At the time, writer Paul Johnson said of these fangirls, “Those who flock round the Beatles, who scream themselves into hysteria, whose vacant faces flicker over the TV screen, are the least fortunate of their generation, the dull, the idle, the failures.

Things aren’t so different today.

Beliebers and Directioners have been just as dedicated to pop stars as their Beatlemaniac grandmothers.

And while history now concedes that The Beatles are one of the greatest bands of all time (the fangirls were right, after all), there’s still a common discourse in which men trivialize the interests and tastes of young women.

A British GQ article from 2013 referred to One Direction’s teenage girl fans as “rabid” and “hysterical,” — even calling them “banshees.” In a Rolling Stone interview from April of this year, Cameron Crowe asked Harry Styles if he “worried about proving credibility to an older crowd” since most of his fanbase is composed of teen girls. (Thankfully, Styles had a fantastic response defending the passion and knowledge of young women while citing Beatlemania.)

When I was a teenage girl myself, I never really questioned these sexist attitudes directed towards us. Even as a younger adult, I tended to see fandom as being somewhere on the continuum between silly and cultish.

So I never really publicly embraced my own favorite fandoms.

I grew up during the peak of the Harry Potter craze. The first few books became popular when I was 10; the last book came out when I was 17. Granted, the time period probably isn’t comparable to the years of Beatlemania, but it was a good time to be a young bookworm.

My obsession with the books waxed and waned, but it reached its height when I was about 14 years old. I would re-read the books and re-watch the films that had been released over and over.

Not coincidentally, that was also a difficult time for me: I was dealing with the onset of mental illness that wouldn’t be diagnosed until years later. JK Rowling’s series was a distraction from my suffering and my confusion.

It was a privilege to constantly come back to familiar characters who I thought of as friends. The books helped to smooth some of the rougher edges of my life. Stories we know and love are the literary equivalents of hot chocolate and a roaring fire.


I never told people how profoundly I took shelter in the Harry Potter franchise. Even then, I knew that high-brow lit critics didn’t approve of J.K. Rowling’s writing style.

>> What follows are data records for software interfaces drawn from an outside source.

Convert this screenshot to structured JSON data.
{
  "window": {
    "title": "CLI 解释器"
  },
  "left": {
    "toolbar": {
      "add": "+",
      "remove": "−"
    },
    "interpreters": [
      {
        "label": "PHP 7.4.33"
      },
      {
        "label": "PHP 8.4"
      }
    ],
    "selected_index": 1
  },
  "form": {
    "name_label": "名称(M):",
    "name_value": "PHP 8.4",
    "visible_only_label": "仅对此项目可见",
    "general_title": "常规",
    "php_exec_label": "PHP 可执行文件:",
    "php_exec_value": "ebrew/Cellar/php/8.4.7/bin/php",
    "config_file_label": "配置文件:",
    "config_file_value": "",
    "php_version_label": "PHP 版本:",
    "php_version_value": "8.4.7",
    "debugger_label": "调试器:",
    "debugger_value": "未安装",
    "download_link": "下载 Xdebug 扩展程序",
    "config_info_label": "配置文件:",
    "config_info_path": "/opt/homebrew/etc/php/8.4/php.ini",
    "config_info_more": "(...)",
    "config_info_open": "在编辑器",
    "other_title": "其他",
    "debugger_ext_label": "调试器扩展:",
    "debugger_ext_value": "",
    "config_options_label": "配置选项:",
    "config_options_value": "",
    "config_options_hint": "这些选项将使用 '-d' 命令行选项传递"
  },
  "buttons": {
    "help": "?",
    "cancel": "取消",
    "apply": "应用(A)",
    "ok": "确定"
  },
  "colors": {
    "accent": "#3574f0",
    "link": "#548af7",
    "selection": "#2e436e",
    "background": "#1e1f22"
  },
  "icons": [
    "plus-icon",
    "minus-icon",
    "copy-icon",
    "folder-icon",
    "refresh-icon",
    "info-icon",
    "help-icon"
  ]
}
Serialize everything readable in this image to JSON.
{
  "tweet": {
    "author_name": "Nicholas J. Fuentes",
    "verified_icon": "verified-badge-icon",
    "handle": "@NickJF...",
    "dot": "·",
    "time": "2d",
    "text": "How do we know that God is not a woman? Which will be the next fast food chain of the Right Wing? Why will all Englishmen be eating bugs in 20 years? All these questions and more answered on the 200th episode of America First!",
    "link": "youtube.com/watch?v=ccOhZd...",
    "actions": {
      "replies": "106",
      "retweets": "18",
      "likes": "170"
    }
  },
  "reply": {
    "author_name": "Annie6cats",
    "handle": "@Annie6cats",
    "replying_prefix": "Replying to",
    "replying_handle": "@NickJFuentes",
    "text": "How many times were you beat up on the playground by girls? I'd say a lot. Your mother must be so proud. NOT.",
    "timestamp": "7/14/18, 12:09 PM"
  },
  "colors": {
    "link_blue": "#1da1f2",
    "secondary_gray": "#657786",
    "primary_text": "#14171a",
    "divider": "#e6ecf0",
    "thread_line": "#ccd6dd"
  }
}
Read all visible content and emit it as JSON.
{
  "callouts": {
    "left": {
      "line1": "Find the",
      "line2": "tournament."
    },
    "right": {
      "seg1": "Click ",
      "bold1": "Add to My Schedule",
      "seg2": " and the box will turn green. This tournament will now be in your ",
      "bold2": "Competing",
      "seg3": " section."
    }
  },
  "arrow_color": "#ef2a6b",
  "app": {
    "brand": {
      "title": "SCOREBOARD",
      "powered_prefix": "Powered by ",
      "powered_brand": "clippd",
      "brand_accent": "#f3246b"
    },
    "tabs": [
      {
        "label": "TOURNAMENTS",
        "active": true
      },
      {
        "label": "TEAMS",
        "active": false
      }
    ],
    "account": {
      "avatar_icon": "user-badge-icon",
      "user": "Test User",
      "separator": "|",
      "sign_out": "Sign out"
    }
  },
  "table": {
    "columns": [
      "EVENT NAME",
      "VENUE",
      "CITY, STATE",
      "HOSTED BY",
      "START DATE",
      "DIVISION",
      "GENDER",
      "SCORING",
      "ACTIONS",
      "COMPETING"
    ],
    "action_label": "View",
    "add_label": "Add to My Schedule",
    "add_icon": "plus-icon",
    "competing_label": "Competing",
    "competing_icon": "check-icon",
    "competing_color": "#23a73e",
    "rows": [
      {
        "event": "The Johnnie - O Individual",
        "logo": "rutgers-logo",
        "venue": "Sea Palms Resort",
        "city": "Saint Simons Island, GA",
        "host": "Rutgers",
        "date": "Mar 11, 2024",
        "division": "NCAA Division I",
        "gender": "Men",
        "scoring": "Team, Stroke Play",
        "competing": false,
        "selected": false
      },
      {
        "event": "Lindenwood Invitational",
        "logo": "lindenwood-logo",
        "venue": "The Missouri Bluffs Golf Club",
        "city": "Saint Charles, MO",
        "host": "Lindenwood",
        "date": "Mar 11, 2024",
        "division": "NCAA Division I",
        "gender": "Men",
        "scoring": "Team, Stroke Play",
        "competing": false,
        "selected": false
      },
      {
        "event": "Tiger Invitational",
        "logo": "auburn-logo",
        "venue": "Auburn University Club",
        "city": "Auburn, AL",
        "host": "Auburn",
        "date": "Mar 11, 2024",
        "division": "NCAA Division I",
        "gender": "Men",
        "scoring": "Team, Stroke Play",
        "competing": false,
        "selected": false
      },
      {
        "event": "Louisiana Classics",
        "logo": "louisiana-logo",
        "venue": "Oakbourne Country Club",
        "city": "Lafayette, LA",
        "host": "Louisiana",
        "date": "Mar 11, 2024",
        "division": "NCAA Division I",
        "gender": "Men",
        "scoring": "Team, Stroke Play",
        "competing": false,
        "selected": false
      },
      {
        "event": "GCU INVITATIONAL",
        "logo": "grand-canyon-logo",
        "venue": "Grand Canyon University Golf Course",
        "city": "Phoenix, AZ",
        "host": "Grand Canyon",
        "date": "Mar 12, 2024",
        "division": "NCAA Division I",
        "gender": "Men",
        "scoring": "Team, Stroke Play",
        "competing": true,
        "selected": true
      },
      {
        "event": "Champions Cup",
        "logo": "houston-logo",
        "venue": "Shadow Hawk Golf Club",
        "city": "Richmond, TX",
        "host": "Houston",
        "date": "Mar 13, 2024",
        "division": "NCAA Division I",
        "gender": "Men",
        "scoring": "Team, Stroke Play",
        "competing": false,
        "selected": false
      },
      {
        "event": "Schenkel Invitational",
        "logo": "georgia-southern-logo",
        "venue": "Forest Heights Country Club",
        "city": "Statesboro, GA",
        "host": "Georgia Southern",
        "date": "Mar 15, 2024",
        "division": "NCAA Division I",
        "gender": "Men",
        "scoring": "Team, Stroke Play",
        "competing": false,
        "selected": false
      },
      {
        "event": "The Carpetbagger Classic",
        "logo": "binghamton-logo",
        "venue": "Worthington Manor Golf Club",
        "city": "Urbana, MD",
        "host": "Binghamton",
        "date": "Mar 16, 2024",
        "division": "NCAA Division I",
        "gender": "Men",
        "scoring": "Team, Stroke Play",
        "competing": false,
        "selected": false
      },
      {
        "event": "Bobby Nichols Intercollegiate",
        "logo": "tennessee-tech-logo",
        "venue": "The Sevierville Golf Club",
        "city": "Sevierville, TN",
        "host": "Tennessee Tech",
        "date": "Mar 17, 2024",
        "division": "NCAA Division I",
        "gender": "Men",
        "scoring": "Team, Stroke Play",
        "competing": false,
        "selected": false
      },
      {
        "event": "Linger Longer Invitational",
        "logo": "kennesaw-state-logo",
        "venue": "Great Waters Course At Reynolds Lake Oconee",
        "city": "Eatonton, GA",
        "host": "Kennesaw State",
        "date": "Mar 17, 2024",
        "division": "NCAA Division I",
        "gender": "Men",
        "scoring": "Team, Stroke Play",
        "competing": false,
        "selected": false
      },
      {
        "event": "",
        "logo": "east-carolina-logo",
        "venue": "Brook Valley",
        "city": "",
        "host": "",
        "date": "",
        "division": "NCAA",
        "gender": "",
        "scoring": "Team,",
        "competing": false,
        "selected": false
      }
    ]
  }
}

I knew that spending so much time in a fantasy world was generally frowned upon, and that if young people liked it, it probably wasn’t “good.” (Bloomsbury even released a set of “adult covers” for the books so that adult commuters wouldn’t feel ashamed when reading them).

While I was conditioned to believe that fandom was something to hide so I could avoid being mocked, Harry Potter still seeped its way into my creative work. In art class, I created images inspired by the books – owls, deer, phoenixes. I thought more about visual symbolism (like the Grim in the tea leaves, or the patterns of the stars and planets that the centaurs interpret in the sky), and I integrated more imagery into my work. I experimented with calligraphy, parchment, and sealing wax. The Harry Potter franchise became source material from which my own creativity blossomed.

The first longform story I ever wrote was Harry Potter fanfiction.

It was poorly written, no question. But still, writing 22,000 words for one long-term project at the age of 14 is a good start for someone who wants to become a writer.

You learn a lot about writing through your favorite book’s plot; you pick up solid skills like characterization and dialogue. I am a professional writer now, and I don’t think any of that time I spent writing fanfiction as a teen was time wasted.

In 2013, I saw Tavi Genvison give a talk at the Sydney Opera House. The Rookie editor was 17 years old at the time, and I still remember her powerful takedown of journalists who criticize fangirls. Actually, she argued, being a fan can be a creative act. She explained that she had been living with depression. During the worst of it, she struggled to come up with original ideas – she was completely blocked. So she turned to fangirling. At the time, she even found that re-writing lyrics to Beyoncé songs in her journal acted as a bigger release than writing her own stuff.

Being a fangirl as a teen worked for me, too — it was emotionally sustaining and creatively stimulating.

Consuming pop culture can relax you. It can make you feel happy or less alone. It may even help inspire your own art.

Fangirls: keep re-writing those lyrics in your journal, keep designing fan art, keep writing fanfiction, keep being excited.